This was my letterbox in the early 2000s. It was not new when this photo was taken, as the brass lip of the letter slot is tarnished. I bought it from the Mitre 10 store which used to be just around the corner until the earthquakes. I painted the letterbox to match the house.
There was a space at the back for milk bottles. We still had glass bottle deliveries of milk, although only three days a week when this photo was taken, until they finally stopped in 2009.
After my new fence was built in 2018, my nephew sank a sturdy post into the ground and secured the letterbox to it.
It has served me well in that spot, with a self-seeded bay tree sheltering it and shasta daisies flowering around it in summer.
This year, in October, a neighbour from the social housing complex nearby, took exception to it for some reason perhaps not even known to himself, kicking the letterbox off its post and smashing it beyond repair.
My nephew took it away and put an ordinary metal letterbox in its place.
On Christmas Day I received a new letterbox my nephew had modelled on the old one. Instead of the milk bottle compartment it has a larger space for letters, with a new handle and a firm latch at the back.
The original brass lip and brass numbers have been polished and it looks (and otherwise is) brand spanking new. My nephew assures me it is very strong. “Good luck with kicking this in,” he said.
The met service issued a strong wind warning yesterday. All gardeners dread the damaging effect of this on new growth. My tall globe artichoke seemed to be hanging on to its companion.

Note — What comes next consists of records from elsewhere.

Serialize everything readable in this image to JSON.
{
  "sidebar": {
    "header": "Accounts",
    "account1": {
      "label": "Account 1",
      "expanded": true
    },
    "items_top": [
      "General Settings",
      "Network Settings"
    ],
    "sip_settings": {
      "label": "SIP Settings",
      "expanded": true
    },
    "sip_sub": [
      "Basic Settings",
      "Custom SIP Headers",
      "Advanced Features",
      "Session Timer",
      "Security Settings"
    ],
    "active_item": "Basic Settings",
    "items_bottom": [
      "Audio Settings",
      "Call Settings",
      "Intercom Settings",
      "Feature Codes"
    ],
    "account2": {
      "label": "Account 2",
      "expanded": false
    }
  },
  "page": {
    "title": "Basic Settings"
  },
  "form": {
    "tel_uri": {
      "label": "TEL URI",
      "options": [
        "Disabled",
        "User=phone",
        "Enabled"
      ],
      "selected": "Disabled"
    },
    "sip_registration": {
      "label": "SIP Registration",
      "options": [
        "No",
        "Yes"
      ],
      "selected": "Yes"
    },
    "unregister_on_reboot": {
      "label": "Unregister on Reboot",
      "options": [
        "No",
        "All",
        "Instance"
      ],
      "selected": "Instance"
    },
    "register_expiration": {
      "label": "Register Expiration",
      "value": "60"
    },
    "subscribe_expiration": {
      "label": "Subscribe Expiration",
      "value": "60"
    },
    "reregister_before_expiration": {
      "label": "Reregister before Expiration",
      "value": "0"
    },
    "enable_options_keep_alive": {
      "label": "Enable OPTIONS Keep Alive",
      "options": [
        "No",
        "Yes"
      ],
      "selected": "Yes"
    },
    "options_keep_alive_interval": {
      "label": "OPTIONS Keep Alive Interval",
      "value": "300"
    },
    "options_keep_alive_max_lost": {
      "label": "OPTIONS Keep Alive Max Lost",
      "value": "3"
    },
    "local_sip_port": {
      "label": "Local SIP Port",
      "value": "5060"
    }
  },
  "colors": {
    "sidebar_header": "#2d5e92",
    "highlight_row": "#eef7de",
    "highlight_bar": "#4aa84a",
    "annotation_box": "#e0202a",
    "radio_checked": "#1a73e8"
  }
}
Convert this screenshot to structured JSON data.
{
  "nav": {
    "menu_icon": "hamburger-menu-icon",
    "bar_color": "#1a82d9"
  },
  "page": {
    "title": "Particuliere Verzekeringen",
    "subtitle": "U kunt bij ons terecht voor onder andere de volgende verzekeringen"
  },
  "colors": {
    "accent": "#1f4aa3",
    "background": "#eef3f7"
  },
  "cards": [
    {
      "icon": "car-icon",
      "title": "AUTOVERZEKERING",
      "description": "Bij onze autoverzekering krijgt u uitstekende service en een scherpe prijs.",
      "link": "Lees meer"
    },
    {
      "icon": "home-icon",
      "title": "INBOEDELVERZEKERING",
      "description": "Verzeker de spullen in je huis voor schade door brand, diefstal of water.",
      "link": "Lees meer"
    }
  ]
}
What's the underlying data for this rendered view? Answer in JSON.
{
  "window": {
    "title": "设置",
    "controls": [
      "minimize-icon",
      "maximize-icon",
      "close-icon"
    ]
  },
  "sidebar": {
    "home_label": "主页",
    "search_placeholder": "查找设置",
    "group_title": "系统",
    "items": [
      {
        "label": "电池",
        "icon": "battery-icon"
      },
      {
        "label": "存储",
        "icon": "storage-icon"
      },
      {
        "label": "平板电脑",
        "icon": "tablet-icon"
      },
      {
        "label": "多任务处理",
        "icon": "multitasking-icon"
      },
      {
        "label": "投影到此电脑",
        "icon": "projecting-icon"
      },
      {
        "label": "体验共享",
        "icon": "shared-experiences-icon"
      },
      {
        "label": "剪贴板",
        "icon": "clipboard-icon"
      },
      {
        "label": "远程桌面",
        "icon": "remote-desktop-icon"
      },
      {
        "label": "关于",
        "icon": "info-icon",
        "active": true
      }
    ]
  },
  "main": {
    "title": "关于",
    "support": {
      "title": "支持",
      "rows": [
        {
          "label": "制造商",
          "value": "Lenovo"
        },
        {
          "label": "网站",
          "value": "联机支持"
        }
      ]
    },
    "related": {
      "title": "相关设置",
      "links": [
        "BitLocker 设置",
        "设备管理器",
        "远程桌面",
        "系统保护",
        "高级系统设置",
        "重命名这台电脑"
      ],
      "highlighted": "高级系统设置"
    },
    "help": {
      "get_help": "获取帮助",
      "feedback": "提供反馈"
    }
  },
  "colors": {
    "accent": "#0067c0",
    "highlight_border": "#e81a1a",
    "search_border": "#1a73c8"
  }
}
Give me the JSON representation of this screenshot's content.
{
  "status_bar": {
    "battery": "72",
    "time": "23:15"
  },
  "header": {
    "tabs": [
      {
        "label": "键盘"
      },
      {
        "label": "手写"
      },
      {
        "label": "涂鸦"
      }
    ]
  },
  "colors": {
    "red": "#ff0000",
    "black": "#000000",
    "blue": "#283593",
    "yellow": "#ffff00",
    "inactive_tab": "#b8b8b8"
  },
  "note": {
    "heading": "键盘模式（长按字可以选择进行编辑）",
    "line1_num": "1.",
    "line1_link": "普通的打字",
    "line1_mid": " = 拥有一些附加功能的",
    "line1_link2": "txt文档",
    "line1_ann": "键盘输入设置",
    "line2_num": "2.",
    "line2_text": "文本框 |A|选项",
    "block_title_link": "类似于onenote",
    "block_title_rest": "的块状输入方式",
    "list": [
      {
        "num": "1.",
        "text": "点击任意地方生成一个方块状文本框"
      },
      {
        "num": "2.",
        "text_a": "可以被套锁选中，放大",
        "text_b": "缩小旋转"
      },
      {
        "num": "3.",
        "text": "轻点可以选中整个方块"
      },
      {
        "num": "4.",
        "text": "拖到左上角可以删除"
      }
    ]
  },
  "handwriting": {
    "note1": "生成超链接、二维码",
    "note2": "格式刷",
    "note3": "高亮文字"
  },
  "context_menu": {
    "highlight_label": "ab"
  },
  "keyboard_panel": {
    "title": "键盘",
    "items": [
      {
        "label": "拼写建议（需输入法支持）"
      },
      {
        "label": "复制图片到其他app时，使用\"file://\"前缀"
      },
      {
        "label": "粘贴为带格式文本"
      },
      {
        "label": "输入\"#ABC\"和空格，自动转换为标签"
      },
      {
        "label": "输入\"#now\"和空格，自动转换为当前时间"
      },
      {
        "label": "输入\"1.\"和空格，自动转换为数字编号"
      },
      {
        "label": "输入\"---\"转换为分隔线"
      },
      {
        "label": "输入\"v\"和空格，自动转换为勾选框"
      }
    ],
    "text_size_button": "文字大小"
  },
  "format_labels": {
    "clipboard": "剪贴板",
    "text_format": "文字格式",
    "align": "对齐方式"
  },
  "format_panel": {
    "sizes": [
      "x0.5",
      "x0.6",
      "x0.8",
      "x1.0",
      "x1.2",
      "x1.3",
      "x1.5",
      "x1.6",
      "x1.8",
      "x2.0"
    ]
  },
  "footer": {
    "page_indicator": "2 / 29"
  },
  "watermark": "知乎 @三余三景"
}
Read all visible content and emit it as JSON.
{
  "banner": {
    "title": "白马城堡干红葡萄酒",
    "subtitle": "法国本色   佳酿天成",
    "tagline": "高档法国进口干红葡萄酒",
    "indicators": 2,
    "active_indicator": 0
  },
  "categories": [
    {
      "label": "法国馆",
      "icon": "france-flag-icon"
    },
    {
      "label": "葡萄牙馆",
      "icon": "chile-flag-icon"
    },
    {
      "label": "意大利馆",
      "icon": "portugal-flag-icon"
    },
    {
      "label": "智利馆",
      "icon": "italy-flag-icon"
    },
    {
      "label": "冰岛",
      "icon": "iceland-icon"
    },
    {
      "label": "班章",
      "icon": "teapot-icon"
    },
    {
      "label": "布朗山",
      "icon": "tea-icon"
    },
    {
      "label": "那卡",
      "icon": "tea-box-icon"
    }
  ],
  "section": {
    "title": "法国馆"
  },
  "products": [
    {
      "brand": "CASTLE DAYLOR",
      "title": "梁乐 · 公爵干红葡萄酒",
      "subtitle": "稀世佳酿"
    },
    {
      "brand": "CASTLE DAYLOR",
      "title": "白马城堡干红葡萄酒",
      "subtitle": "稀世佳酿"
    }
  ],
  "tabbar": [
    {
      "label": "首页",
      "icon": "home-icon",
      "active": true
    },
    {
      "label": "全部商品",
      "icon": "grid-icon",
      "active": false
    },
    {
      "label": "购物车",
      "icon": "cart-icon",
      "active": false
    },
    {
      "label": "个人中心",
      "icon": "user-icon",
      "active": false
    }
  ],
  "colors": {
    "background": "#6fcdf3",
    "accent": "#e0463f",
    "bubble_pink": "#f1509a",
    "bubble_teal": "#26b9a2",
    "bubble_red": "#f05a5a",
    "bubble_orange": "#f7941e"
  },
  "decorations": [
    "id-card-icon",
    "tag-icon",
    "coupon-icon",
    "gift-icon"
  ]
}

The sweet peas weren’t so lucky. When one container was blown over, the other stayed upright, but the plant went down, connected by the tendrils of the first plant.
Fortunately, I was able to right both plants once the wind had died down.
A very tall tomato plant was blown sideways and wilted at the top.
It was revived later by a generous helping of water.
Dora sheltered under the feverfew.
I carried on stacking wood. I had hoped to have it done before the wind arrived, but the delivery was late. It’s nice to achieve some order when the weather is in chaos.
It took three and a half hot, sweaty hours, with a barrow load taking five minutes to fill, wheel to the woodshed and stack.
A hiking companion used to cheer us up when the going got tough with you-think-you’ve-got-it -bad stories. The terrible effects of the tornado in the Philippines put our nor’wester into perspective. The ominous feeling that such events will be increasingly common everywhere remains.
Awkwardly holding umbrella and camera, I took a photo of the rising water in the Avon from the Gloucester Street bridge. The ducks on the far bank – or side, rather, as the bank was underwater – seemed unperturbed. The Gormley sculpture in the river looked as if it might disappear, and a half-submerged bucket floated past as if redundant and useless against the flood.
The Met Service heavy rain warning reports heavy rain from 10 am today until 6 am tomorrow. With more than 12 hours still to go, I will need gumboots to get to my local shops where I had to pick a careful course through the already flooded streets after getting off the bus from town this morning. It’s the first time since I retired two years ago that I have had to take the bus to and from a WEA course due to rain, rather than walking. As I was leaving the WEA, I met a friend who had walked. She was soaked through, but cheerful. She prefers not to use an umbrella, and I imagine that the two hours she had ahead, sitting in class, would be uncomfortable.
At home, the chooks are sheltering on the deck – along with numerous sodden sparrows. Rain doesn’t run off them as it does from a duck’s back. Settling in for a long snooze seems the best way to pass a rainy day.
Rōhutu, New Zealand myrtle, is bursting prolifically into flower. It is breath-taking. Looking up close at the tiny flowers you can see the delicate filaments of the opened flowers and tiny tight buds set against the little heart-shaped leaves.